In Going In Style, a trio of A-list pensioners decide to rob a bank. But can the film get away with it?
There’s a moment in Zach Braff’s Going In Style where would-be bank robbers Michael Caine, Morgan Freeman and Alan Arkin are watching Dog Day Afternoon on TV. It’s armchair research for them, but for the audience, it’s a wake-up call – as it should be for Braff in a film that has a decent enough idea at its core, but just doesn’t make the most of it.
It’s a story that’s been used before. The original Going In Style was made in 1979, directed by the then 27-year-old Martin Brest and starring veterans Art Carney, George Burns and Lee Strasburg as the lifelong friends who decided to rob a bank. There’s also toe-to-toe parallels with the truly dreadful Golden Years, a British film from last year that had a group of pensioners staging a series of bank heists. It was also one of those films blatantly – and patronisingly – targeted at the so-called grey market.
So was Going In Style worth re-making? In the cold light of day, probably not: it was a slight idea then and it is now. But there are things going for it. The story this time round is that Joe (Caine) is facing foreclosure on his home, where he lives with his daughter and granddaughter. Then the company where he met lifelong friends Willie (Freeman) and Albert (Arkin) closes down and their pension fund is frozen. But Joe has an epiphany when the local bank is robbed. And he decides it’s the way for the three of them to have the lives they’ve worked for and deserve.

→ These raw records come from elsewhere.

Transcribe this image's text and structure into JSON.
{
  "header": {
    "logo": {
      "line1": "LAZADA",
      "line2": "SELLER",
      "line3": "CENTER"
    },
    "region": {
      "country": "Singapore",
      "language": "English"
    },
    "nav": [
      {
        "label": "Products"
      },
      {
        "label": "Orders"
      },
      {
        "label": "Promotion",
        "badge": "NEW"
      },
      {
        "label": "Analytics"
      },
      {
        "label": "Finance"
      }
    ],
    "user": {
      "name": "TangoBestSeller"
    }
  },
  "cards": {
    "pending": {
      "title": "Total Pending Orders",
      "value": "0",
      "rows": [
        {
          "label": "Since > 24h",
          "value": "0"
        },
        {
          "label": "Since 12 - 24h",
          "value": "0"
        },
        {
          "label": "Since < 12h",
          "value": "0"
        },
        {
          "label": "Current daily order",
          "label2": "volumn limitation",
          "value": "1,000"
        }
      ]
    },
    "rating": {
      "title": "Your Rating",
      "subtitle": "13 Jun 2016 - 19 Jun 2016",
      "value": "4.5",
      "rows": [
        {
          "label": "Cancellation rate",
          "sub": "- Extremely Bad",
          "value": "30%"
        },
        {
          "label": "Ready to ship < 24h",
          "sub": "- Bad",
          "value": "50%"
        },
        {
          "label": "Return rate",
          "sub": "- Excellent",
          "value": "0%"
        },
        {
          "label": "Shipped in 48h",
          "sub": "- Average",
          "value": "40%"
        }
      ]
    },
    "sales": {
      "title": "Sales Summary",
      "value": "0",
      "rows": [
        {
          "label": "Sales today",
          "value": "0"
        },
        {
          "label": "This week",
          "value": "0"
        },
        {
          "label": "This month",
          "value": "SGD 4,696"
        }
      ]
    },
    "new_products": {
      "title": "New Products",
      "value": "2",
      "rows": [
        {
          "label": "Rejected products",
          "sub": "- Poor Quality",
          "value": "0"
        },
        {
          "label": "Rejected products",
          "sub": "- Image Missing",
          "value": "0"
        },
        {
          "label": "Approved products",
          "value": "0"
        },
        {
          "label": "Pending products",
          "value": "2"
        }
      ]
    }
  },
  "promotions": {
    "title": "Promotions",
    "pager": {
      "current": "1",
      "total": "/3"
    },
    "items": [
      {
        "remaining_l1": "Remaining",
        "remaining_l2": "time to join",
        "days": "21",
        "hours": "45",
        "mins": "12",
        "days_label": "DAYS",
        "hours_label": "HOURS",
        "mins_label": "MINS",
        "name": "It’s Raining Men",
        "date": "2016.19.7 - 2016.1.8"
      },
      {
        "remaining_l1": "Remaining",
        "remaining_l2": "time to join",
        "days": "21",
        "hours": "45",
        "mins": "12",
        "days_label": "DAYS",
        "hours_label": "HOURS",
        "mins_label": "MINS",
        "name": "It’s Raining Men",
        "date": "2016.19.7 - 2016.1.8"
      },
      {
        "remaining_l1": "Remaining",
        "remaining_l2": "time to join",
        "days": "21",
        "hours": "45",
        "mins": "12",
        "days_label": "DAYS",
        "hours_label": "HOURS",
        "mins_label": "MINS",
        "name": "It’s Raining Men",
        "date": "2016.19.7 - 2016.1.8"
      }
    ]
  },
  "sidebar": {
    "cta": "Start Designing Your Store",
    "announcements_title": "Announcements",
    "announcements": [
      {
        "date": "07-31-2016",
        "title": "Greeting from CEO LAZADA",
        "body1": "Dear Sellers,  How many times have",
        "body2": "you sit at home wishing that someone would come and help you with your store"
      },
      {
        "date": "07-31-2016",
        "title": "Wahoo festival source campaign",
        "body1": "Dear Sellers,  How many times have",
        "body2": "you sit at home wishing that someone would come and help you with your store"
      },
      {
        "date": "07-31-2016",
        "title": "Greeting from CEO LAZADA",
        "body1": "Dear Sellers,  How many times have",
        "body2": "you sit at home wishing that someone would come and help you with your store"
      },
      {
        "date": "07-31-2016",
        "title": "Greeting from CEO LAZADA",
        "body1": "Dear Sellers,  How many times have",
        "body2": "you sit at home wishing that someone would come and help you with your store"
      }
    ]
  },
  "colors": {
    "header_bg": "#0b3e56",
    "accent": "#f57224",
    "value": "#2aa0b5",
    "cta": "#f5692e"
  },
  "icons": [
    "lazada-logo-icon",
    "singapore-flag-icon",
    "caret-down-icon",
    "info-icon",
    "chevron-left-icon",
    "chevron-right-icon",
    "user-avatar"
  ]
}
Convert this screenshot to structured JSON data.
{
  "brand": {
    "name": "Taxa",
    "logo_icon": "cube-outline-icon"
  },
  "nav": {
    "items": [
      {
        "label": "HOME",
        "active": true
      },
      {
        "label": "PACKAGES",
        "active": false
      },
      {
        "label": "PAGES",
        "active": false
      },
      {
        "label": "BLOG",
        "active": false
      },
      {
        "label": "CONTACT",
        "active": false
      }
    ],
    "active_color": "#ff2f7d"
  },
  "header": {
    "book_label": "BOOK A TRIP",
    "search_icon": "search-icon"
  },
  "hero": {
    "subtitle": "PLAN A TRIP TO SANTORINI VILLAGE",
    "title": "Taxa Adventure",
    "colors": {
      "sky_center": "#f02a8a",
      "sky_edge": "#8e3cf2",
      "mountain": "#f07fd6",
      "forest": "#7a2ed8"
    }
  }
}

The film’s biggest asset is its three stars, all of whom play to their strengths: Caine and his deadpan style, the more laid-back Freeman and Arkin doing his usual grumpy old man schtick, but without the bad language that won him an Oscar. It’s their charm that draws you into the film and keeps you going. True, they could all do this in their sleep, but at least they have the good grace not to look like they’re taking the money and running. They’re also joined by Back To The Future favourite Christopher Lloyd as one of the members of their lodge, re-creating Jim Ignatowski from 70s TV favourite, Taxi, but as a geriatric – all goggle eyes and corkscrew hair.
He provides most of the laughs and there are a few others, including a genuinely funny scene involving mobility scooter – funnier than it sounds! – and running gags such as the waitress at the diner who’s always on the look-out, so to speak. But most of them only raise a smile and, at best, a giggle.
Thankfully, Going In Style manages to avoid patronising its characters and the audience, which means it makes a pleasant, undemanding hour and a half. But it doesn’t do much more than that and, given its cast, does even less to make the most of them.